Charles Moore, Vendor of the Week. Photo by J.P. Gritton
Charles Moore pounds the fist of just about everybody he comes across in a friendly salute.
But first and foremost Moore, this week's vendor of the week, is a businessman. A few months ago, Moore was averaging about 200 papers a month.
"Next month, 250," he said. Sure enough.
Last month, he sold 300.
"Next month, 350," he said. Now he averages between 350 and 400 papers a month. Like every capitalist, this week's Vendor of the Week has his eye on growth and the bottom line.
Moore was born in Seattle and lived here until the age of 12, when he was moved to a group home in the Skagit Valley.
"A lot of rules," said Moore of the home where he spent so much of his youth.
"You get released when you're 18. So on midnight of my birthday, I had all my stuff packed and, man, I was out of there," he remembered.
Since then, Moore's worked as a cashier, a cook, and sold the P-I. He spent five years in homeless shelters, but, one day decided he'd had enough.
"Shelters are okay, but you kind of have to work your way out of them," he said. "You sleep really close to people, they kick you out at five in the morning." So he moved into a share-shelter (a kind of supervised studio), and he's been off the streets since.
About two years ago, Moore started selling Real Change, and his sales have risen like a hot stock, a little more each month.
"The paper's done a lot for me," he said. "It helps me deal with people better." Last week, when a heckler told Moore to "quit selling that garbage," he shrugged it off.

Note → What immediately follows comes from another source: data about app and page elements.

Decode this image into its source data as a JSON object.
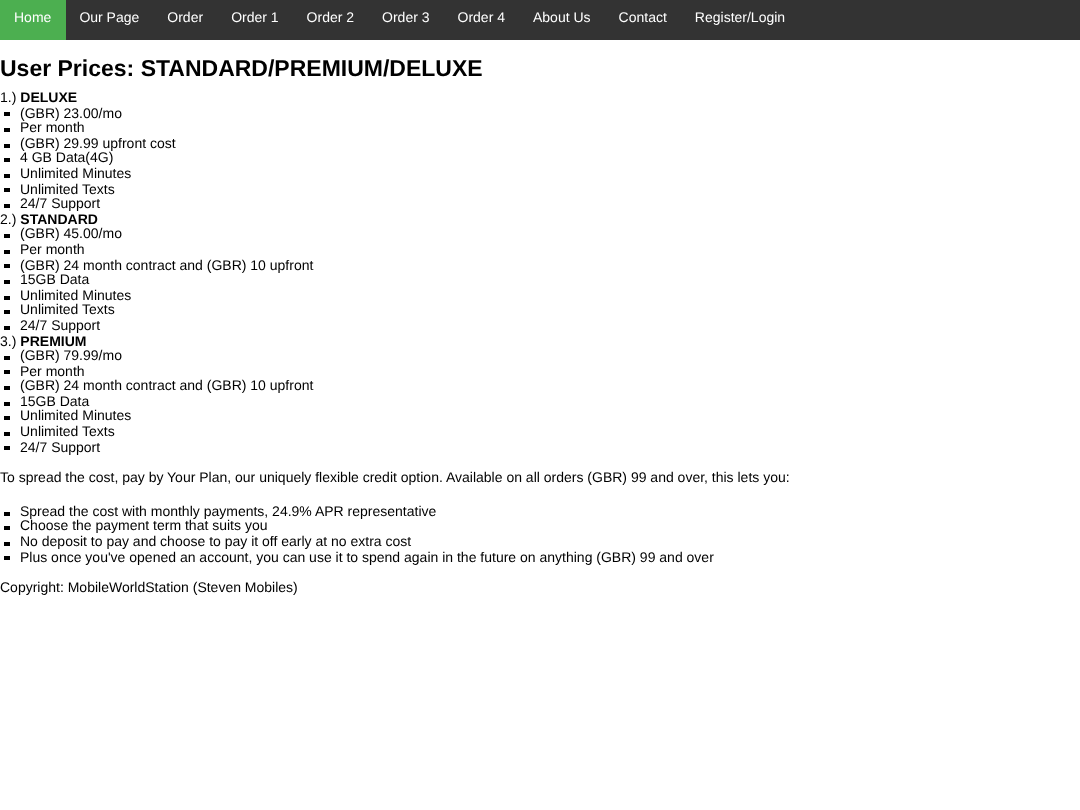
{
  "nav": [
    {
      "label": "Home",
      "selected": true
    },
    {
      "label": "Our Page",
      "selected": false
    },
    {
      "label": "Order",
      "selected": false
    },
    {
      "label": "Order 1",
      "selected": false
    },
    {
      "label": "Order 2",
      "selected": false
    },
    {
      "label": "Order 3",
      "selected": false
    },
    {
      "label": "Order 4",
      "selected": false
    },
    {
      "label": "About Us",
      "selected": false
    },
    {
      "label": "Contact",
      "selected": false
    },
    {
      "label": "Register/Login",
      "selected": false
    }
  ],
  "title": "User Prices: STANDARD/PREMIUM/DELUXE",
  "plans": [
    {
      "number": "1.)",
      "name": "DELUXE",
      "features": [
        "(GBR) 23.00/mo",
        "Per month",
        "(GBR) 29.99 upfront cost",
        "4 GB Data(4G)",
        "Unlimited Minutes",
        "Unlimited Texts",
        "24/7 Support"
      ]
    },
    {
      "number": "2.)",
      "name": "STANDARD",
      "features": [
        "(GBR) 45.00/mo",
        "Per month",
        "(GBR) 24 month contract and (GBR) 10 upfront",
        "15GB Data",
        "Unlimited Minutes",
        "Unlimited Texts",
        "24/7 Support"
      ]
    },
    {
      "number": "3.)",
      "name": "PREMIUM",
      "features": [
        "(GBR) 79.99/mo",
        "Per month",
        "(GBR) 24 month contract and (GBR) 10 upfront",
        "15GB Data",
        "Unlimited Minutes",
        "Unlimited Texts",
        "24/7 Support"
      ]
    }
  ],
  "intro": "To spread the cost, pay by Your Plan, our uniquely flexible credit option. Available on all orders (GBR) 99 and over, this lets you:",
  "benefits": [
    "Spread the cost with monthly payments, 24.9% APR representative",
    "Choose the payment term that suits you",
    "No deposit to pay and choose to pay it off early at no extra cost",
    "Plus once you've opened an account, you can use it to spend again in the future on anything (GBR) 99 and over"
  ],
  "footer": "Copyright: MobileWorldStation (Steven Mobiles)"
}
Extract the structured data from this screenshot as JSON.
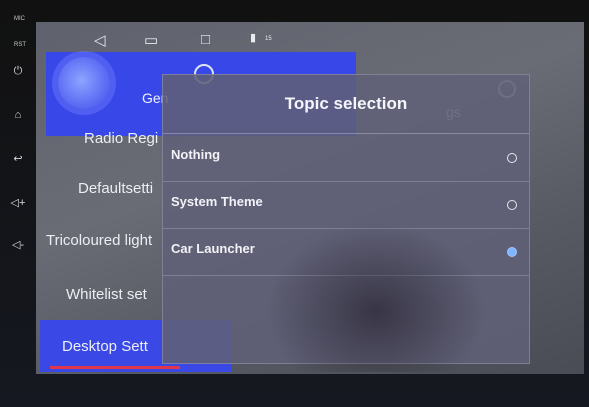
{
  "side_panel": {
    "labels": [
      "MIC",
      "RST"
    ]
  },
  "navbar": {
    "icons": [
      "back-icon",
      "home-icon",
      "recents-icon",
      "volume-icon"
    ],
    "volume_level": "15"
  },
  "header": {
    "tab_label": "Gen",
    "right_tab_label": "gs"
  },
  "settings_menu": {
    "items": [
      {
        "label": "Radio Regi"
      },
      {
        "label": "Defaultsetti"
      },
      {
        "label": "Tricoloured light"
      },
      {
        "label": "Whitelist set"
      },
      {
        "label": "Desktop Sett"
      }
    ],
    "selected_index": 4
  },
  "dialog": {
    "title": "Topic selection",
    "options": [
      {
        "label": "Nothing",
        "selected": false
      },
      {
        "label": "System Theme",
        "selected": false
      },
      {
        "label": "Car Launcher",
        "selected": true
      }
    ]
  },
  "colors": {
    "accent_blue": "#3a48e6",
    "selected_underline": "#e0384a",
    "radio_selected": "#7fb4ff"
  }
}
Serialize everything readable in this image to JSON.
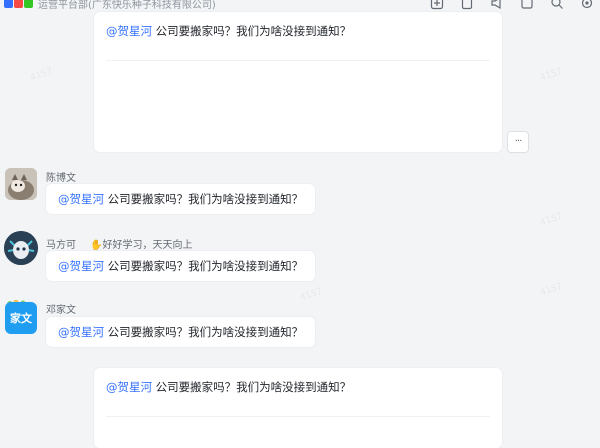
{
  "header": {
    "group_subtitle": "运营平台部(广东快乐种子科技有限公司)"
  },
  "toolbar": {
    "icons": [
      "add-member-icon",
      "document-icon",
      "announcement-icon",
      "pin-icon",
      "search-icon",
      "settings-icon"
    ]
  },
  "messages": [
    {
      "sender": "",
      "mention": "@贺星河",
      "text": "公司要搬家吗？我们为啥没接到通知？"
    },
    {
      "sender": "陈博文",
      "mention": "@贺星河",
      "text": "公司要搬家吗？我们为啥没接到通知？"
    },
    {
      "sender": "马方可",
      "status": "好好学习，天天向上",
      "mention": "@贺星河",
      "text": "公司要搬家吗？我们为啥没接到通知？"
    },
    {
      "sender": "邓家文",
      "avatar_text": "家文",
      "mention": "@贺星河",
      "text": "公司要搬家吗？我们为啥没接到通知？"
    },
    {
      "sender": "",
      "mention": "@贺星河",
      "text": "公司要搬家吗？我们为啥没接到通知？"
    }
  ],
  "more_button_label": "···",
  "colors": {
    "mention": "#3370ff",
    "background": "#f3f4f6",
    "bubble": "#ffffff",
    "avatar_blue": "#1e9df1"
  }
}
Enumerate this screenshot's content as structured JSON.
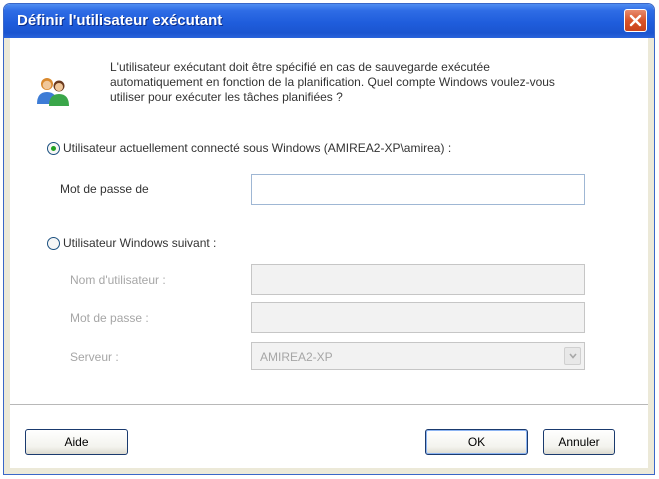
{
  "dialog": {
    "title": "Définir l'utilisateur exécutant",
    "intro": "L'utilisateur exécutant doit être spécifié en cas de sauvegarde exécutée automatiquement en fonction de la planification. Quel compte Windows voulez-vous utiliser pour exécuter les tâches planifiées ?"
  },
  "option_current": {
    "label": "Utilisateur actuellement connecté sous Windows (AMIREA2-XP\\amirea) :",
    "selected": true,
    "password_label": "Mot de passe de",
    "password_value": ""
  },
  "option_other": {
    "label": "Utilisateur Windows suivant :",
    "selected": false,
    "username_label": "Nom d'utilisateur :",
    "username_value": "",
    "password_label": "Mot de passe :",
    "password_value": "",
    "server_label": "Serveur :",
    "server_value": "AMIREA2-XP"
  },
  "buttons": {
    "help": "Aide",
    "ok": "OK",
    "cancel": "Annuler"
  },
  "icons": {
    "close": "close-icon",
    "users": "users-icon",
    "dropdown": "chevron-down-icon"
  },
  "colors": {
    "titlebar": "#1f5ddc",
    "close_button": "#d9542a",
    "radio_dot": "#21a121",
    "dialog_background": "#ece9d8"
  }
}
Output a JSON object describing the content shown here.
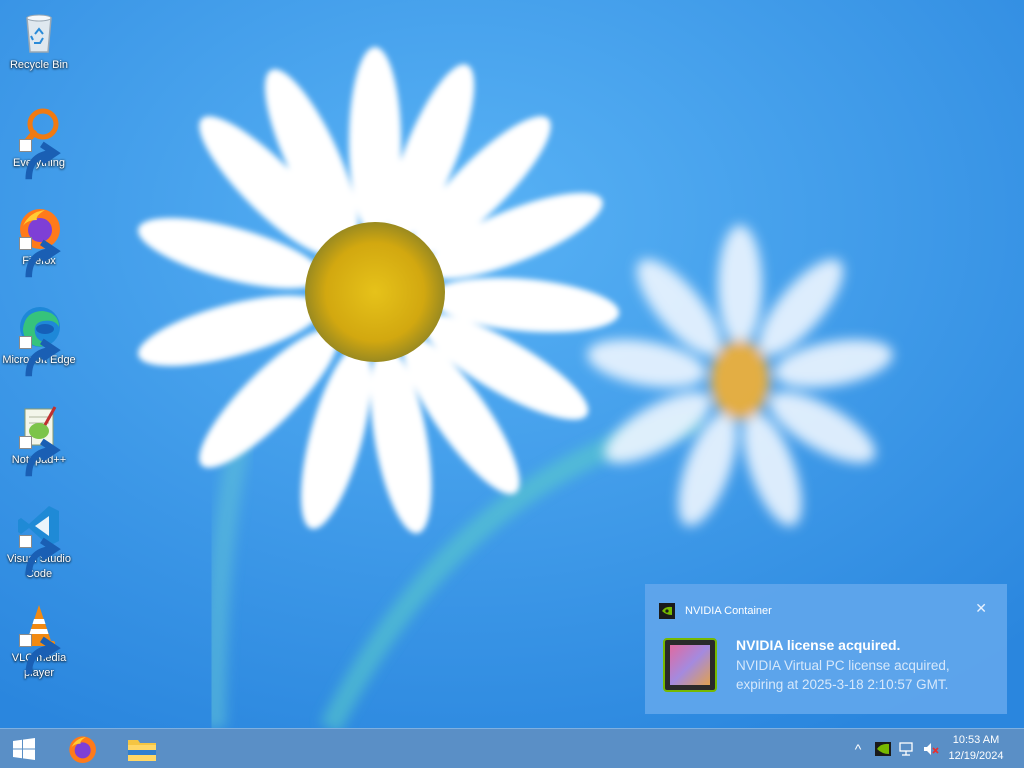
{
  "desktop": {
    "icons": [
      {
        "label": "Recycle Bin"
      },
      {
        "label": "Everything"
      },
      {
        "label": "Firefox"
      },
      {
        "label": "Microsoft Edge"
      },
      {
        "label": "Notepad++"
      },
      {
        "label": "Visual Studio Code"
      },
      {
        "label": "VLC media player"
      }
    ]
  },
  "notification": {
    "app_name": "NVIDIA Container",
    "title": "NVIDIA license acquired.",
    "message": "NVIDIA Virtual PC license acquired, expiring at 2025-3-18 2:10:57 GMT.",
    "close_glyph": "✕"
  },
  "taskbar": {
    "start_icon": "windows-logo-icon",
    "pinned": [
      {
        "icon": "firefox-icon"
      },
      {
        "icon": "file-explorer-icon"
      }
    ],
    "tray": {
      "chevron_glyph": "^",
      "icons": [
        "nvidia-icon",
        "network-icon",
        "volume-muted-icon"
      ]
    },
    "clock": {
      "time": "10:53 AM",
      "date": "12/19/2024"
    }
  },
  "colors": {
    "taskbar": "#5a8fc6",
    "toast": "#60a6ec",
    "nvidia_green": "#76b900"
  }
}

"I didn't say anything. I just walked away--what else can you do?"
To the faithful customers at his Second and Seneca turf, Moore says, "Thank you."